13/03/2012 15:40 GMT | Updated 13/03/2012 17:16 GMT

Richard O'Dwyer Cleared For Extradition To US Over TVShack Site

The mother of a student who will be extradited to the US to face copyright charges has accused the government of selling him "down the river" as Theresa May approved his extradition.

Richard O'Dwyer's mother Julia said the government was "paving the way" for UK citizens to be extradited to the US.

"Today, yet another British citizen is being sold down the river by the British government," she said.

"Richard's life - his studies, work opportunities, financial security - is being disrupted, for who knows how long, because the UK Government has not introduced the much needed changes to the extradition law."

The mother was told that home secretary Theresa May signed off on her son's extradition on Tuesday afternoon.

In January a judge ruled the allegations against O'Dwyer merited a trial in the US. The decision prompted a US resident to ask president Barack Obama why he was supporting the extradition during an online Q&A session with the president.

Michael Mozart of Connecticut asked Obama : "Why are you personally supporting the extradition of UK citizen Richard O'Dwyer for solely linking to copyright infringing works using an extradition treaty designed to combat terrorism and bring terrorists to judgement in the USA?"

The 23 year-old, is wanted over the TVShack website he created which enabled users to watch films and television shows for free.

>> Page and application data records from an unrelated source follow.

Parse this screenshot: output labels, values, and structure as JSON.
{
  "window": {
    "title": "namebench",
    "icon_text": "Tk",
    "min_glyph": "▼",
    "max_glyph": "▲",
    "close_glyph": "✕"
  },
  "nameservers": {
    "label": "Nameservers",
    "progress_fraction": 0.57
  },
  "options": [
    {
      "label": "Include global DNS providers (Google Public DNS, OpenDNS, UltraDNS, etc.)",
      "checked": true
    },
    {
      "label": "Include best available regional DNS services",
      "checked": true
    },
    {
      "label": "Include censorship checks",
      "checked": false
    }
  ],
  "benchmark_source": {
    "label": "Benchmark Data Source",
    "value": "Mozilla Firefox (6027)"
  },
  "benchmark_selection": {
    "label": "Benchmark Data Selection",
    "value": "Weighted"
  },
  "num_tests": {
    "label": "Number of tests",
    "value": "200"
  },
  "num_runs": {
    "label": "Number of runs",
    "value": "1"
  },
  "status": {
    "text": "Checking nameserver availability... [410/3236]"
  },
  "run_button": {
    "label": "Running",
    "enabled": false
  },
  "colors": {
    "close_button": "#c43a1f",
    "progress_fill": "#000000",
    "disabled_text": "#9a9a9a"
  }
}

The Sheffield Hallam University undergraduate earned money through hosting advertisements on the TVShack website, allegedly receiving more than US$230,000 (around £147,000) in advertising revenue since January 2008, according to the US authorities.

O'Dwyer could face up to a decade in a US jail if he is convicted of the allegations.

His extradition follows that of Christopher Tappin, a retired British businessman who claimed terrorists had more human rights than him in February as he was escorted to the US by air marshals.

The O'Dwyer case is also similar to that of Gary McKinnon, the Briton accused by the US authorities of hacking into Pentagon computers in 2002.

Attorney General Dominic Grieve said last month that Tappin's extradition had highlighted problems with the treaty between the UK and the United States which are not "readily curable."

O'Dwyer's mother said her son's extradition "should make for an interesting conversation between the Obamas and Camerons aboard Air Force One - but I'm not holding my breath."

The prime minister is currently in America visiting President Obama.

In December MPs demanded the government amended the UK-US extradition treaty amid fears it was unfair on British citizens, an accusation the American government has denied.